(PROBLEM DETAILS)
Below are the entries; state how many of their lines contain the string "Schedule", and nothing more.

MATERIAL FOR THIS TASK START

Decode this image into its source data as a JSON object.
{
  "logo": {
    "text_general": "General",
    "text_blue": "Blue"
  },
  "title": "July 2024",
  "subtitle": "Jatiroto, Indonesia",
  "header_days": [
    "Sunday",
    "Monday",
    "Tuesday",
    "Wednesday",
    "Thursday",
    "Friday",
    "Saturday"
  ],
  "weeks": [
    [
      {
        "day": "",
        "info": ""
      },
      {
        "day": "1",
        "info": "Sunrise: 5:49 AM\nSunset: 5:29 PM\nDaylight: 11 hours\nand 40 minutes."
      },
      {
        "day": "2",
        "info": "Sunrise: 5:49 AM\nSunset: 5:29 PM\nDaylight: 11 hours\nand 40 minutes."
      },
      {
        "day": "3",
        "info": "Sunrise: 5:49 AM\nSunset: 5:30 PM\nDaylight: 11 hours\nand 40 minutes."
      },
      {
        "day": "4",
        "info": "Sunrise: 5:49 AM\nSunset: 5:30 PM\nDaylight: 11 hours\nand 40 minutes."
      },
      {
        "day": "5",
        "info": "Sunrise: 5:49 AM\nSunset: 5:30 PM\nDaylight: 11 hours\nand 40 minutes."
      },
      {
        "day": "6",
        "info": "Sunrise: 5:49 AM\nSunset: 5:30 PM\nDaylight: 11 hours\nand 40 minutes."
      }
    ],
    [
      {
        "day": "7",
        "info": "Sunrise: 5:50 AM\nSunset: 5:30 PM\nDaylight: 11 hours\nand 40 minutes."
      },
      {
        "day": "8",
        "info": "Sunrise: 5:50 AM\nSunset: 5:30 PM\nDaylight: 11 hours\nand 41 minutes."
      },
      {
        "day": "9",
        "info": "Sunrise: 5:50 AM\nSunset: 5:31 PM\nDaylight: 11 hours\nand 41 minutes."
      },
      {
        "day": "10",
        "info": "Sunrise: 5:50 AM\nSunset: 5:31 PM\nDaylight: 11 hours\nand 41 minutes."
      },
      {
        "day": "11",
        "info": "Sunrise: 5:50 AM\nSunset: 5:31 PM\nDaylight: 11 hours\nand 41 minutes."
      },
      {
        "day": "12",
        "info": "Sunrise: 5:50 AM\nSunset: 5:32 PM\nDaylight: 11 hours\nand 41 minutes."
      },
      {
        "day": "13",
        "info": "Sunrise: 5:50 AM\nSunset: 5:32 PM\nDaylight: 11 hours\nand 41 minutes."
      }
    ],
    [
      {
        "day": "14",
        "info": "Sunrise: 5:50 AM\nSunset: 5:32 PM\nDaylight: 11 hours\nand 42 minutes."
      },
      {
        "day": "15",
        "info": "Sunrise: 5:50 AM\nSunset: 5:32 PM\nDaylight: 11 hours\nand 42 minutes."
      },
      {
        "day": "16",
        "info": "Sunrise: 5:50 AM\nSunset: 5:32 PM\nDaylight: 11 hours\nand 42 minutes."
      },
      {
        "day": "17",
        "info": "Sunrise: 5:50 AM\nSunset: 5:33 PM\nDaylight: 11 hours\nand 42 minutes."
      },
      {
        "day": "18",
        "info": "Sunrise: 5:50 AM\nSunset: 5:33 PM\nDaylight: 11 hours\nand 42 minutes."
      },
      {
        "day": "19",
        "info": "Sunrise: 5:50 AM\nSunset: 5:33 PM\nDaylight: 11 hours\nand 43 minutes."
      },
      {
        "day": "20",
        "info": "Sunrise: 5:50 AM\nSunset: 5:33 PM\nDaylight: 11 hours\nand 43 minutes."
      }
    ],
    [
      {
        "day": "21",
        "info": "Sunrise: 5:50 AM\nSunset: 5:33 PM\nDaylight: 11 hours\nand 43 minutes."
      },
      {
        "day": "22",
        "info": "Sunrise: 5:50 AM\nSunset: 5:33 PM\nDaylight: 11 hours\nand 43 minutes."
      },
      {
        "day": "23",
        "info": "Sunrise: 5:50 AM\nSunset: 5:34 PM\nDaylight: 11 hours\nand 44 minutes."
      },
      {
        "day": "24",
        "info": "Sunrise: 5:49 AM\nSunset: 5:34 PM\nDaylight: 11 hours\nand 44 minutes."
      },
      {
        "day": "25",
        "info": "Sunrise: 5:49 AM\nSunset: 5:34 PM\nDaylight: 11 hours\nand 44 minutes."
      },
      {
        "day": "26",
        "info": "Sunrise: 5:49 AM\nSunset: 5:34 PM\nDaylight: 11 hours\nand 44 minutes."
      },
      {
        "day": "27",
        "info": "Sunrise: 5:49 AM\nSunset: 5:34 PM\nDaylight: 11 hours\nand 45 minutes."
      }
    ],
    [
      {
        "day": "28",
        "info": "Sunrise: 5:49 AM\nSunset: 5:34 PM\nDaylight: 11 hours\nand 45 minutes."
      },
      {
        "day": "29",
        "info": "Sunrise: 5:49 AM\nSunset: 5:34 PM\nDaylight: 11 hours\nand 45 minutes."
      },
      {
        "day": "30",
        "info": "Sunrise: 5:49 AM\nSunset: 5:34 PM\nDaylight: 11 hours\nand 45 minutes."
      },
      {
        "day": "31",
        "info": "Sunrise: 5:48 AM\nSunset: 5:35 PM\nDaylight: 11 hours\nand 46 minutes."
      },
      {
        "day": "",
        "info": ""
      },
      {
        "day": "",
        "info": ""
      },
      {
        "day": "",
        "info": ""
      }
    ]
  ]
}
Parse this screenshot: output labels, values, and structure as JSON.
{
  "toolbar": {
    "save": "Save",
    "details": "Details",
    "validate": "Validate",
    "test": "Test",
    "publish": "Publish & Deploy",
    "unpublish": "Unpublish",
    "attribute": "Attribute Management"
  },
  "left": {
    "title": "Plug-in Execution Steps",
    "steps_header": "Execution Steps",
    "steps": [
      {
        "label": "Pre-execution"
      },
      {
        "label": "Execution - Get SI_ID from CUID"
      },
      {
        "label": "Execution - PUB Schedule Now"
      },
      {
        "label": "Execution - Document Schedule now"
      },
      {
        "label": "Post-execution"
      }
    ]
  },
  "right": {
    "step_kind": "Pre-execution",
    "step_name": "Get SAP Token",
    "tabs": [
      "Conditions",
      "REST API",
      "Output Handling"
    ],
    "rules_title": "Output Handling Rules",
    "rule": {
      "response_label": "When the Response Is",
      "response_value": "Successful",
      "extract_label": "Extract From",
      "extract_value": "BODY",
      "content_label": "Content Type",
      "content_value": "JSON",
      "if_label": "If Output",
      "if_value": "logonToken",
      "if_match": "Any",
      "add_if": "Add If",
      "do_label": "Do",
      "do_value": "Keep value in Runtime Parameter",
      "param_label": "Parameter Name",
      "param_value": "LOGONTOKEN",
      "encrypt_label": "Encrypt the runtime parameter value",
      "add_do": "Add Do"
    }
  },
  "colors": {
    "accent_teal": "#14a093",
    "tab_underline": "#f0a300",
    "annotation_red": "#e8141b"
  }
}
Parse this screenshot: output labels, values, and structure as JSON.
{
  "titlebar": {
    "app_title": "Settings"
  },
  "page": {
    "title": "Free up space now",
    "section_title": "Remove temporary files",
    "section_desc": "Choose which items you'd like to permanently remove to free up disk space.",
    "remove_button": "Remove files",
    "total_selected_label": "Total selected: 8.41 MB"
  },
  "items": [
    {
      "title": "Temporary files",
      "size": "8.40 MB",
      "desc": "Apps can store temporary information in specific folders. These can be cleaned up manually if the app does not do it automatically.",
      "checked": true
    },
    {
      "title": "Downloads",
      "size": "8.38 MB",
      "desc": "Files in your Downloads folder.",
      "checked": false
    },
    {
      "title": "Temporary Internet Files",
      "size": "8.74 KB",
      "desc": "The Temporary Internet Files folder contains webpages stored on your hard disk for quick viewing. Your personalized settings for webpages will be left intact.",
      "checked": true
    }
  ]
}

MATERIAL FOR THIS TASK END

(COMPLETED TASK)
2